    Video

    Video Pakistani School Helps Slum Kids

    Master Mohammad Ayub runs a makeshift school in a public park in Islamabad. Thousands of poor children have benefited from his services over the years, but, as VOA's Ayesha Tanzeem reports, roughly 25 million school-age youths don't get an education in Pakistan.
    Video

    Video Florida’s Weeki Wachee ‘Mermaids’ Make a Splash

    Since 1947, ‘mermaids’ have fascinated tourists at central Florida’s Weeki Wachee Springs State Park with their fluid movements and synchronized ballet. Performing underwater has its challenges, including cold temperatures and a steady current, as VOA’s Lin Yang and Joseph Mok report.
    Video

    Video Somali, African Union Forces Face Resurgent Al-Shabab

    The Islamic State terror group claimed its first attack in Somalia earlier this week, though the claim has not been verified by forces on the ground. Meanwhile, al-Shabab militants have stepped up their attacks as Somalia prepares for elections later this year. Henry Ridgwell reports there are growing frustrations among Somalia’s Western backers over the country’s slow progress in forming its own armed forces to establish security after 25 years of chaos.
    Video

    Video Bangladesh Targeted Killings Spark Wave of Fear

    People in Bangladesh’s capital are expressing deep concern over the brutal attacks that have killed secular blogger, and most recently a gay rights activist and an employee of the U.S. embassy. Xulhaz Mannan, an embassy protocol officer and the editor of the country’s only gay and transgender magazine Roopban; and his friend Mehboob Rabbi Tanoy, a gay rights activist, were hacked to death by five attackers in Mannan’s Dhaka home earlier this month.
    Video

    Video Documentary Tells Tale of Chernobyl Returnees

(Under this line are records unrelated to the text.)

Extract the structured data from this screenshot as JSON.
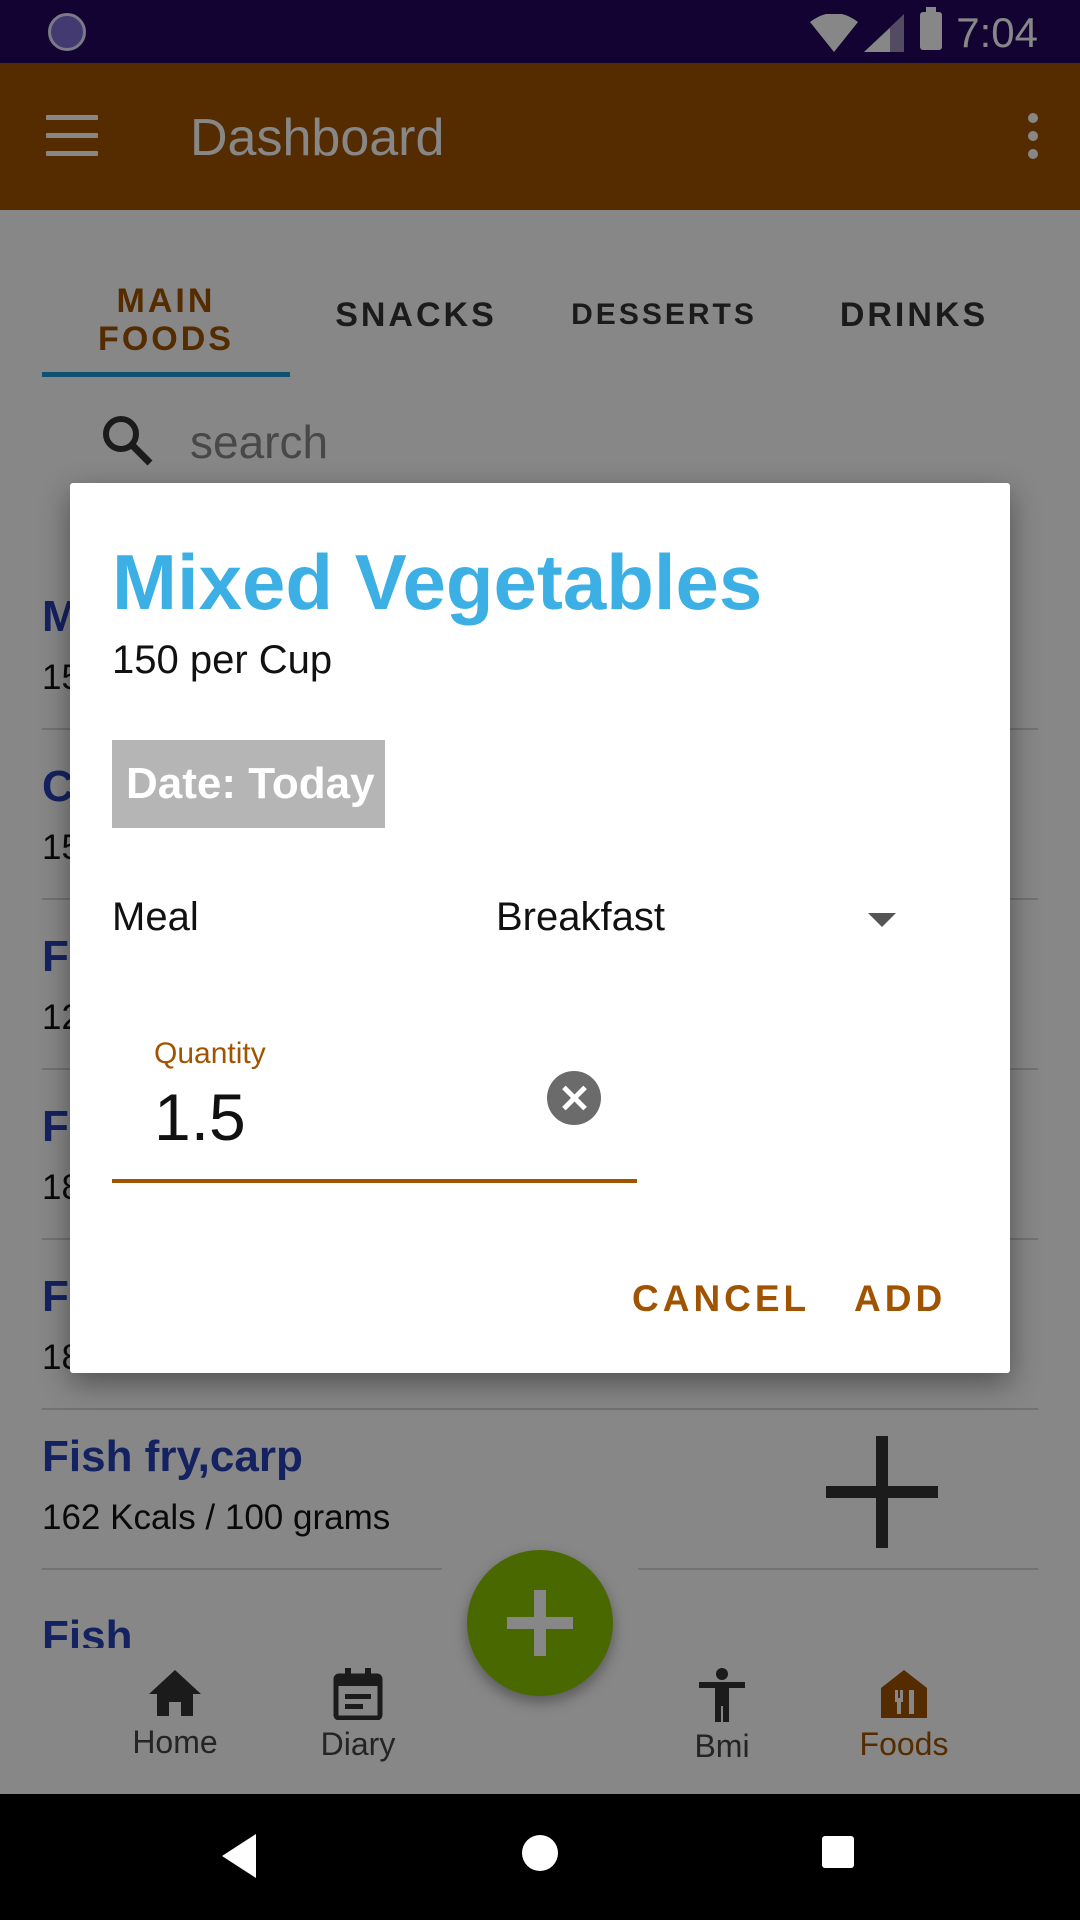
{
  "status_bar": {
    "time": "7:04"
  },
  "app_bar": {
    "title": "Dashboard"
  },
  "tabs": [
    {
      "label": "MAIN\nFOODS"
    },
    {
      "label": "SNACKS"
    },
    {
      "label": "DESSERTS"
    },
    {
      "label": "DRINKS"
    }
  ],
  "search": {
    "placeholder": "search"
  },
  "food_list": [
    {
      "name": "M",
      "kcal": "15"
    },
    {
      "name": "C",
      "kcal": "15"
    },
    {
      "name": "F",
      "kcal": "12"
    },
    {
      "name": "F",
      "kcal": "18"
    },
    {
      "name": "F",
      "kcal": "18"
    },
    {
      "name": "Fish fry,carp",
      "kcal": "162 Kcals / 100 grams"
    },
    {
      "name": "Fish",
      "kcal": ""
    }
  ],
  "bottom_nav": [
    {
      "label": "Home"
    },
    {
      "label": "Diary"
    },
    {
      "label": "Bmi"
    },
    {
      "label": "Foods"
    }
  ],
  "dialog": {
    "title": "Mixed Vegetables",
    "subtitle": "150 per Cup",
    "date_label": "Date: Today",
    "meal_label": "Meal",
    "meal_value": "Breakfast",
    "quantity_label": "Quantity",
    "quantity_value": "1.5",
    "cancel_label": "CANCEL",
    "add_label": "ADD"
  },
  "colors": {
    "app_bar": "#a15400",
    "status_bar": "#22065f",
    "dialog_title": "#3cb0e4",
    "food_name": "#2841b8",
    "fab": "#8bc400"
  }
}
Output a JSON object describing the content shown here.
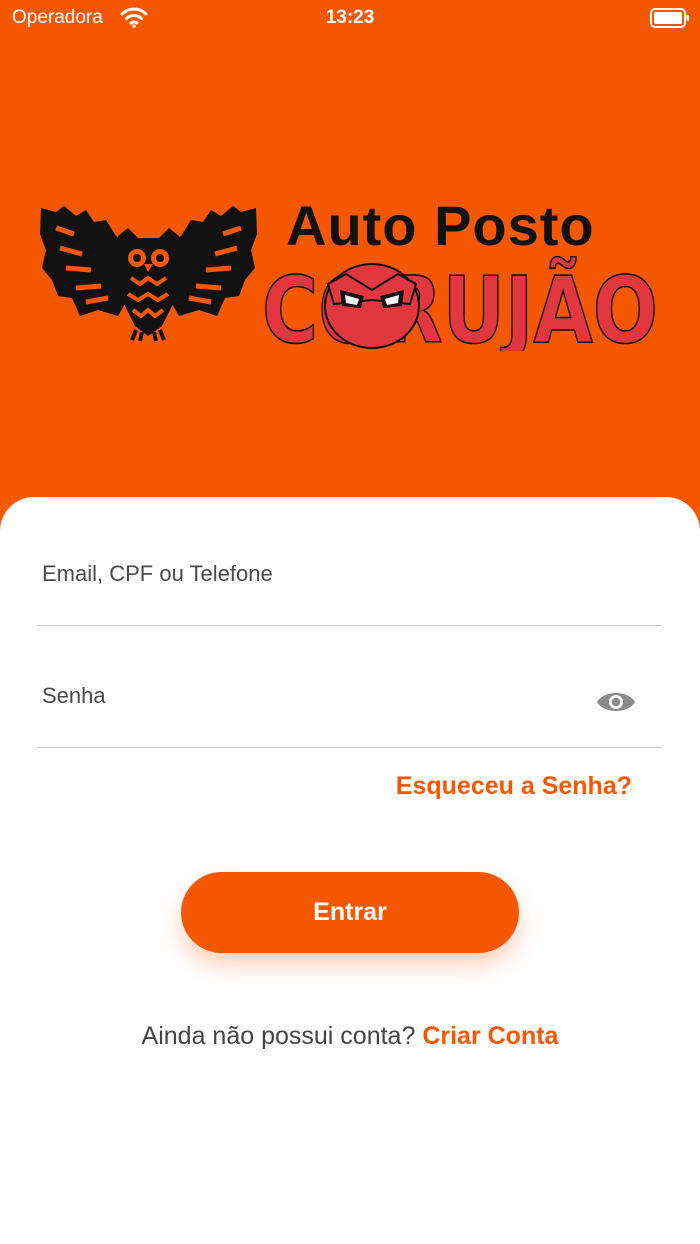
{
  "status_bar": {
    "carrier": "Operadora",
    "time": "13:23",
    "wifi_icon": "wifi-icon",
    "battery_icon": "battery-icon"
  },
  "logo": {
    "line1": "Auto Posto",
    "line2": "CORUJÃO",
    "icon": "owl-icon"
  },
  "form": {
    "email_placeholder": "Email, CPF ou Telefone",
    "email_value": "",
    "password_placeholder": "Senha",
    "password_value": "",
    "password_toggle_icon": "eye-icon",
    "forgot_password": "Esqueceu a Senha?",
    "login_button": "Entrar"
  },
  "signup": {
    "prompt": "Ainda não possui conta?",
    "link": "Criar Conta"
  },
  "colors": {
    "brand_orange": "#F55800",
    "logo_red": "#E0383E",
    "card_background": "#FFFFFF"
  }
}
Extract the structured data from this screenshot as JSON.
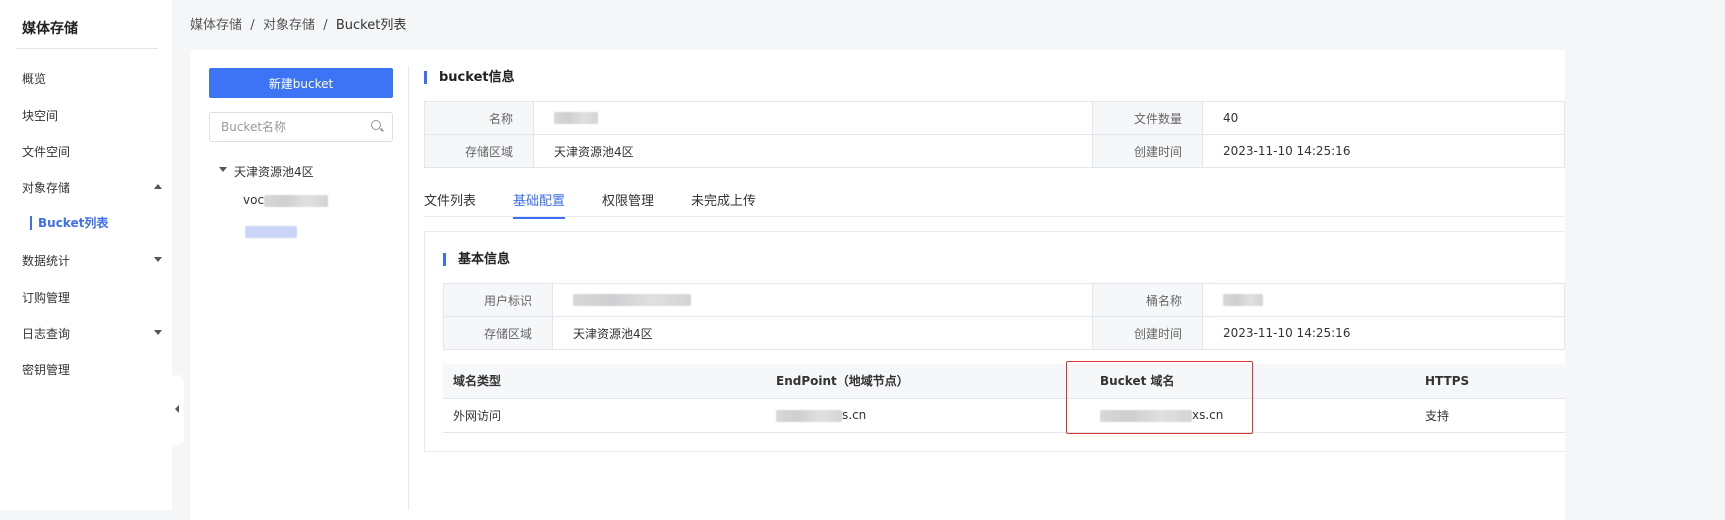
{
  "sidebar": {
    "title": "媒体存储",
    "items": [
      {
        "label": "概览"
      },
      {
        "label": "块空间"
      },
      {
        "label": "文件空间"
      },
      {
        "label": "对象存储"
      },
      {
        "label": "Bucket列表"
      },
      {
        "label": "数据统计"
      },
      {
        "label": "订购管理"
      },
      {
        "label": "日志查询"
      },
      {
        "label": "密钥管理"
      }
    ]
  },
  "breadcrumb": [
    "媒体存储",
    "对象存储",
    "Bucket列表"
  ],
  "left_panel": {
    "new_button": "新建bucket",
    "search_placeholder": "Bucket名称",
    "tree_region": "天津资源池4区",
    "tree_items": [
      "voc"
    ]
  },
  "bucket_info": {
    "title": "bucket信息",
    "rows": [
      {
        "label1": "名称",
        "value1": "",
        "label2": "文件数量",
        "value2": "40"
      },
      {
        "label1": "存储区域",
        "value1": "天津资源池4区",
        "label2": "创建时间",
        "value2": "2023-11-10 14:25:16"
      }
    ]
  },
  "tabs": [
    {
      "label": "文件列表"
    },
    {
      "label": "基础配置",
      "active": true
    },
    {
      "label": "权限管理"
    },
    {
      "label": "未完成上传"
    }
  ],
  "basic_info": {
    "title": "基本信息",
    "rows": [
      {
        "label1": "用户标识",
        "value1": "",
        "label2": "桶名称",
        "value2": ""
      },
      {
        "label1": "存储区域",
        "value1": "天津资源池4区",
        "label2": "创建时间",
        "value2": "2023-11-10 14:25:16"
      }
    ]
  },
  "domain_table": {
    "headers": [
      "域名类型",
      "EndPoint（地域节点）",
      "Bucket 域名",
      "HTTPS"
    ],
    "rows": [
      {
        "type": "外网访问",
        "endpoint_suffix": "s.cn",
        "domain_suffix": "xs.cn",
        "https": "支持"
      }
    ]
  },
  "colors": {
    "accent": "#3d6ef5",
    "highlight_box": "#e5322d"
  }
}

    Ukraine this week is marking the 30th anniversary of the world's worst nuclear accident, at the Chernobyl nuclear power plant. Soviet officials at first said little about the accident, but later evacuated a 2,600-square-kilometer "exclusion zone." Some people, though, came back. American directors Holly Morris and Anne Bogart created a documentary about this faithful and brave community. VOA's Tetiana Kharchenko reports from New York on "The Babushkas of Chernobyl." Carol Pearson narrates.
    Video

    Video Nigerians Feel Bite of Buhari Economic Policy

    Despite the global drop in the price of oil, Nigerian President Muhammadu Buhari has refused to allow the country's currency to devalue, leading to a shortage of foreign exchange. Chris Stein reports from Lagos businessmen and consumers are feeling the impact as the country deals with a severe fuel shortage.
    Video

    Video  Return to the Wild

    There’s a growing trend in the United States to let old or underused golf courses revert back to nature. But as Erika Celeste reports from one parcel in Grafton, Ohio, converting 39 hectares of land back to green space is a lot more complicated than just not mowing the fairway.
    Video

    Video West Urges Unity in Libya as Migrant Numbers Soar

    The Italian government says a NATO-led mission aimed at stemming the flow of migrants from Libya to Europe could be up and running by July. There are concerns that the number of migrants could soar as the route through Greece and the Balkans remains blocked. Western powers say the political chaos in Libya is being exploited by people smugglers — and they are pressuring rival groups to come together under the new unity government. VOA's Henry Ridgwell reports.
    Video

    Video Russia’s TV Rain Swims Against Tide in Sea of Kremlin Propaganda

    Russia’s media freedoms have been gradually eroded under President Vladimir Putin as his government has increased state ownership, influence, and restrictions on critical reporting. Television, where most Russians get their news, has been the main target and is now almost completely state controlled. But in the Russian capital, TV Rain stands out as an island in a sea of Kremlin propaganda.

    Special Report

    Adrift The Invisible African Diaspora